What people who get married in Las Vegas actually do expect -- what, in the largest sense, their "expectations" are -- strikes one as a curious and self-contradictory business. Las Vegas is the most extreme and allegorical of American settlements, bizarre and beautiful in its venality and in its devotion to immediate gratification, a place the tone of which is set by mobsters and call girls and ladies' room attendants with amyl nitrite poppers in their uniform pockets. Almost everyone notes that there is no ""time" in Las Vegas, no night and no day and no past and no future (no Las Vegas casino, however, has taken the obliteration of the ordinary time sense quite so far as Harold's Club in Reno, which for a while issued, at odd intervals in the day and night, mimeographed "bulletins" carrying news from the world outside); neither is there any logical sense of where one is. One is standing on a highway in the middle of a vast hostile desert looking at an eighty-foot sign which blinks "STARDUST" or "CAESAR'S PALACE." Yes, but what does that explain? This geographical implausibility reinforces the sense that what happens there has no connection with "real" life; Nevada cities like Reno and Carson are ranch towns, Western towns, places behind which there is some historical imperative. But Las Vegas seems to exist only in the eye of beholder all of which makes it an extraordinary and interesting place, but an odd one in which to want to wear a candlelight satin Priscilla of Boston wedding dress with Chantilly lace insets, tapered sleeves and a detachable modified train.
-- Joan Didion, "Marrying Absurd" (pp. 28-29 in our course reader)
In a carefully-argued, well-organized essay, please respond to the following questions. Make sure that you refer directly to the text of the passage. If possible, situate the passage in the context of the work from which it is taken. Remember that you have 50 minutes to write.
1. This paragraph is a description. What is being described? What sort of description is this, in your view? Assess the writer’s style: is it factual or poetic? Or both? How do fact and artifice interrelate in this passage?
2. Explain the perspective or point-of-view of the writer. How exactly does she look at things? Define the writer’s relationship to what she perceives.
3. What significant shapes and forms do the writer’s sentences have? Choose one sentence from the passage, and analyze it.
4. Choose a key term from the passage and explain its significance.
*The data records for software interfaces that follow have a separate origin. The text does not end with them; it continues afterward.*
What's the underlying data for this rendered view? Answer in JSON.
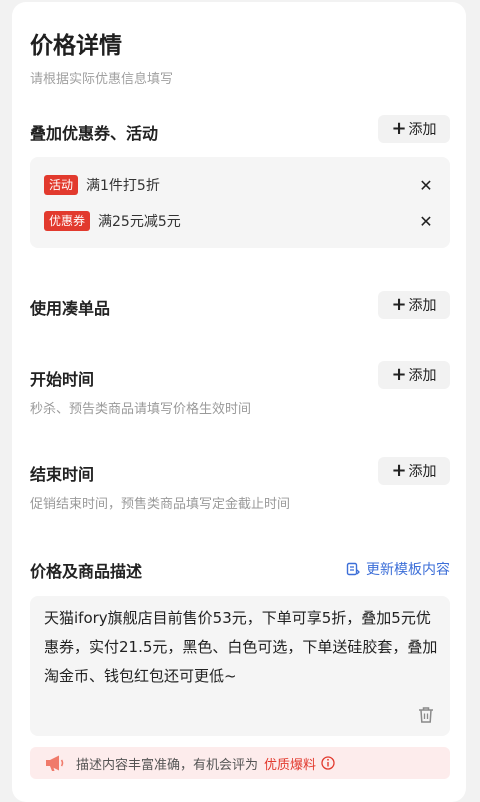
{
  "page": {
    "title": "价格详情",
    "subtitle": "请根据实际优惠信息填写"
  },
  "stacking": {
    "title": "叠加优惠券、活动",
    "add_label": "添加",
    "items": [
      {
        "tag": "活动",
        "text": "满1件打5折"
      },
      {
        "tag": "优惠券",
        "text": "满25元减5元"
      }
    ]
  },
  "bundle": {
    "title": "使用凑单品",
    "add_label": "添加"
  },
  "start_time": {
    "title": "开始时间",
    "hint": "秒杀、预告类商品请填写价格生效时间",
    "add_label": "添加"
  },
  "end_time": {
    "title": "结束时间",
    "hint": "促销结束时间，预售类商品填写定金截止时间",
    "add_label": "添加"
  },
  "description": {
    "title": "价格及商品描述",
    "update_label": "更新模板内容",
    "text": "天猫ifory旗舰店目前售价53元，下单可享5折，叠加5元优惠券，实付21.5元，黑色、白色可选，下单送硅胶套，叠加淘金币、钱包红包还可更低~"
  },
  "banner": {
    "text": "描述内容丰富准确，有机会评为",
    "highlight": "优质爆料"
  },
  "colors": {
    "accent_red": "#e23a2e",
    "link_blue": "#3d6fd8"
  }
}
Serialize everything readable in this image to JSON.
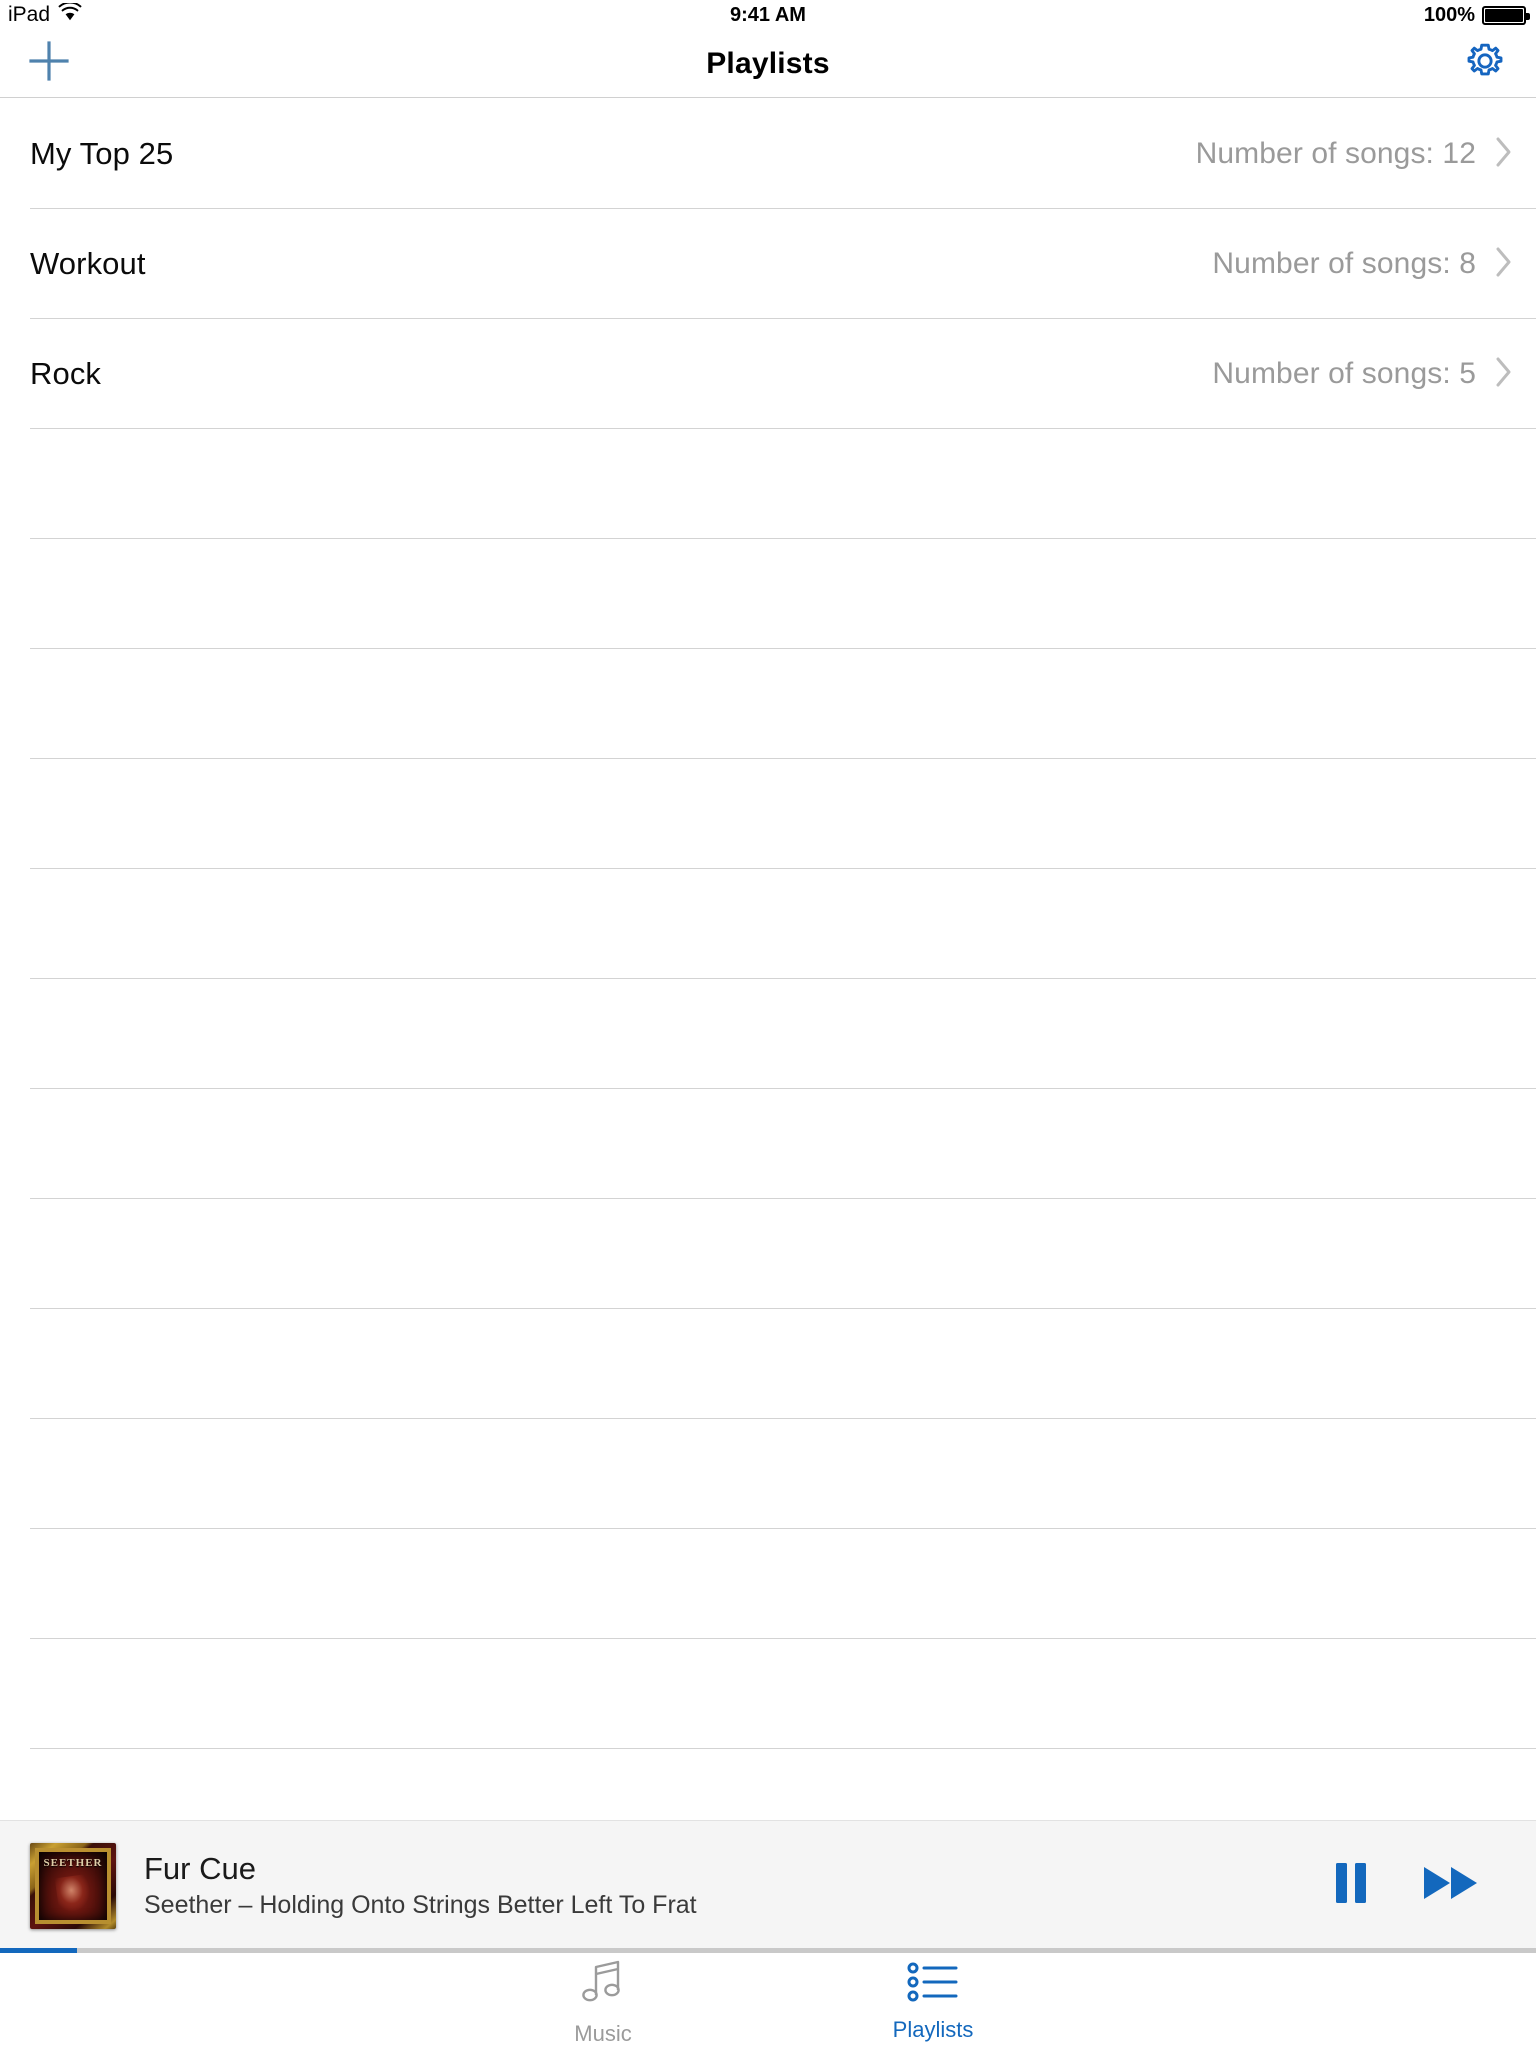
{
  "status_bar": {
    "device": "iPad",
    "wifi_icon": "wifi-icon",
    "time": "9:41 AM",
    "battery_percent": "100%",
    "battery_icon": "battery-full-icon"
  },
  "nav_bar": {
    "title": "Playlists",
    "add_icon": "plus-icon",
    "settings_icon": "gear-icon",
    "add_color": "#4f82ad",
    "settings_color": "#1565c0"
  },
  "playlists": {
    "rows": [
      {
        "name": "My Top 25",
        "detail": "Number of songs: 12",
        "chevron": "chevron-right-icon"
      },
      {
        "name": "Workout",
        "detail": "Number of songs: 8",
        "chevron": "chevron-right-icon"
      },
      {
        "name": "Rock",
        "detail": "Number of songs: 5",
        "chevron": "chevron-right-icon"
      }
    ],
    "empty_row_count": 13
  },
  "now_playing": {
    "album_art_label": "SEETHER",
    "track_title": "Fur Cue",
    "track_subtitle": "Seether – Holding Onto Strings Better Left To Frat",
    "pause_icon": "pause-icon",
    "next_icon": "fast-forward-icon",
    "control_color": "#1368bd",
    "progress_percent": 5
  },
  "tab_bar": {
    "tabs": [
      {
        "label": "Music",
        "icon": "music-note-icon",
        "active": false
      },
      {
        "label": "Playlists",
        "icon": "bulleted-list-icon",
        "active": true
      }
    ],
    "active_color": "#1368bd",
    "inactive_color": "#9b9b9b"
  }
}
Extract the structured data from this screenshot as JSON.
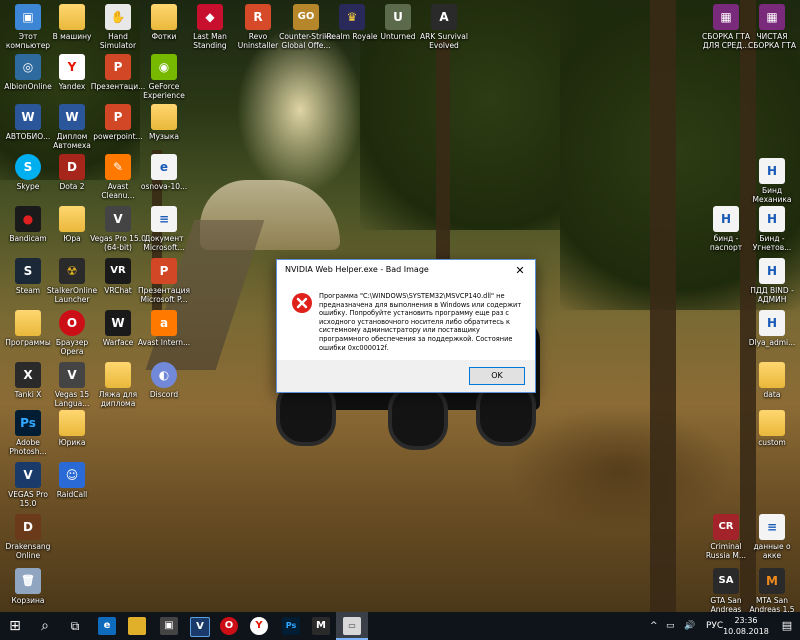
{
  "desktop": {
    "icons": [
      {
        "label": "Этот компьютер",
        "glyph": "▣",
        "bg": "#3d86d6"
      },
      {
        "label": "В машину",
        "glyph": "",
        "bg": ""
      },
      {
        "label": "Hand Simulator",
        "glyph": "✋",
        "bg": "#e8e8e8"
      },
      {
        "label": "Фотки",
        "glyph": "",
        "bg": ""
      },
      {
        "label": "Last Man Standing",
        "glyph": "◆",
        "bg": "#c8102e"
      },
      {
        "label": "Revo Uninstaller",
        "glyph": "R",
        "bg": "#d64a2a"
      },
      {
        "label": "Counter-Strike Global Offe...",
        "glyph": "GO",
        "bg": "#b5862a"
      },
      {
        "label": "Realm Royale",
        "glyph": "♛",
        "bg": "#2a2a5a"
      },
      {
        "label": "Unturned",
        "glyph": "U",
        "bg": "#5a6a4a"
      },
      {
        "label": "ARK Survival Evolved",
        "glyph": "A",
        "bg": "#2a2a2a"
      },
      {
        "label": "СБОРКА ГТА ДЛЯ СРЕД...",
        "glyph": "▦",
        "bg": "#7a2a7a"
      },
      {
        "label": "ЧИСТАЯ СБОРКА ГТА",
        "glyph": "▦",
        "bg": "#7a2a7a"
      },
      {
        "label": "AlbionOnline",
        "glyph": "◎",
        "bg": "#2f6a9e"
      },
      {
        "label": "Yandex",
        "glyph": "Y",
        "bg": "#ffffff"
      },
      {
        "label": "Презентаци...",
        "glyph": "P",
        "bg": "#d24726"
      },
      {
        "label": "GeForce Experience",
        "glyph": "◉",
        "bg": "#76b900"
      },
      {
        "label": "АВТОБИО...",
        "glyph": "W",
        "bg": "#2b579a"
      },
      {
        "label": "Диплом Автомеха",
        "glyph": "W",
        "bg": "#2b579a"
      },
      {
        "label": "powerpoint...",
        "glyph": "P",
        "bg": "#d24726"
      },
      {
        "label": "Музыка",
        "glyph": "",
        "bg": ""
      },
      {
        "label": "Skype",
        "glyph": "S",
        "bg": "#00aff0"
      },
      {
        "label": "Dota 2",
        "glyph": "D",
        "bg": "#a6261b"
      },
      {
        "label": "Avast Cleanu...",
        "glyph": "✎",
        "bg": "#ff7800"
      },
      {
        "label": "osnova-10...",
        "glyph": "e",
        "bg": "#f4f4f4"
      },
      {
        "label": "Бинд Механика",
        "glyph": "H",
        "bg": "#f4f4f4"
      },
      {
        "label": "Bandicam",
        "glyph": "●",
        "bg": "#1a1a1a"
      },
      {
        "label": "Юра",
        "glyph": "",
        "bg": ""
      },
      {
        "label": "Vegas Pro 15.0 (64-bit)",
        "glyph": "V",
        "bg": "#444444"
      },
      {
        "label": "Документ Microsoft...",
        "glyph": "≡",
        "bg": "#f4f4f4"
      },
      {
        "label": "бинд - паспорт",
        "glyph": "H",
        "bg": "#f4f4f4"
      },
      {
        "label": "Бинд - Угнетов...",
        "glyph": "H",
        "bg": "#f4f4f4"
      },
      {
        "label": "Steam",
        "glyph": "S",
        "bg": "#1b2838"
      },
      {
        "label": "StalkerOnline Launcher",
        "glyph": "☢",
        "bg": "#2a2a2a"
      },
      {
        "label": "VRChat",
        "glyph": "VR",
        "bg": "#1a1a1a"
      },
      {
        "label": "Презентация Microsoft P...",
        "glyph": "P",
        "bg": "#d24726"
      },
      {
        "label": "ПДД BIND - АДМИН",
        "glyph": "H",
        "bg": "#f4f4f4"
      },
      {
        "label": "Программы",
        "glyph": "",
        "bg": ""
      },
      {
        "label": "Браузер Opera",
        "glyph": "O",
        "bg": "#cc0f16"
      },
      {
        "label": "Warface",
        "glyph": "W",
        "bg": "#1a1a1a"
      },
      {
        "label": "Avast Intern...",
        "glyph": "a",
        "bg": "#ff7800"
      },
      {
        "label": "Dlya_admi...",
        "glyph": "H",
        "bg": "#f4f4f4"
      },
      {
        "label": "Tanki X",
        "glyph": "X",
        "bg": "#2a2a2a"
      },
      {
        "label": "Vegas 15 Langua...",
        "glyph": "V",
        "bg": "#444444"
      },
      {
        "label": "Ляжа для диплома",
        "glyph": "",
        "bg": ""
      },
      {
        "label": "Discord",
        "glyph": "◐",
        "bg": "#7289da"
      },
      {
        "label": "data",
        "glyph": "",
        "bg": ""
      },
      {
        "label": "Adobe Photosh...",
        "glyph": "Ps",
        "bg": "#001d34"
      },
      {
        "label": "Юрика",
        "glyph": "",
        "bg": ""
      },
      {
        "label": "custom",
        "glyph": "",
        "bg": ""
      },
      {
        "label": "VEGAS Pro 15.0",
        "glyph": "V",
        "bg": "#1a3a6a"
      },
      {
        "label": "RaidCall",
        "glyph": "☺",
        "bg": "#2a6ad6"
      },
      {
        "label": "Drakensang Online",
        "glyph": "D",
        "bg": "#6a3a1a"
      },
      {
        "label": "Criminal Russia M...",
        "glyph": "CR",
        "bg": "#a2232a"
      },
      {
        "label": "данные о акке",
        "glyph": "≡",
        "bg": "#f4f4f4"
      },
      {
        "label": "Корзина",
        "glyph": "🗑",
        "bg": "#8fa5c0"
      },
      {
        "label": "GTA San Andreas",
        "glyph": "SA",
        "bg": "#2a2a2a"
      },
      {
        "label": "MTA San Andreas 1.5",
        "glyph": "M",
        "bg": "#2a2a2a"
      }
    ]
  },
  "dialog": {
    "title": "NVIDIA Web Helper.exe - Bad Image",
    "close_glyph": "✕",
    "message": "Программа \"C:\\WINDOWS\\SYSTEM32\\MSVCP140.dll\" не предназначена для выполнения в Windows или содержит ошибку. Попробуйте установить программу еще раз с исходного установочного носителя либо обратитесь к системному администратору или поставщику программного обеспечения за поддержкой. Состояние ошибки 0xc000012f.",
    "ok_label": "OK"
  },
  "taskbar": {
    "start_glyph": "⊞",
    "search_glyph": "⌕",
    "taskview_glyph": "⧉",
    "language": "РУС",
    "time": "23:36",
    "date": "10.08.2018",
    "tray_glyphs": [
      "^",
      "▭",
      "🔊"
    ],
    "notif_glyph": "▤"
  }
}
Why does this writer adhere to a particular diction or vocabulary?
5. This passage produces a particular sense of the human subject. With direct reference to the text, explain how the writer frames or constructs a particular identity or self.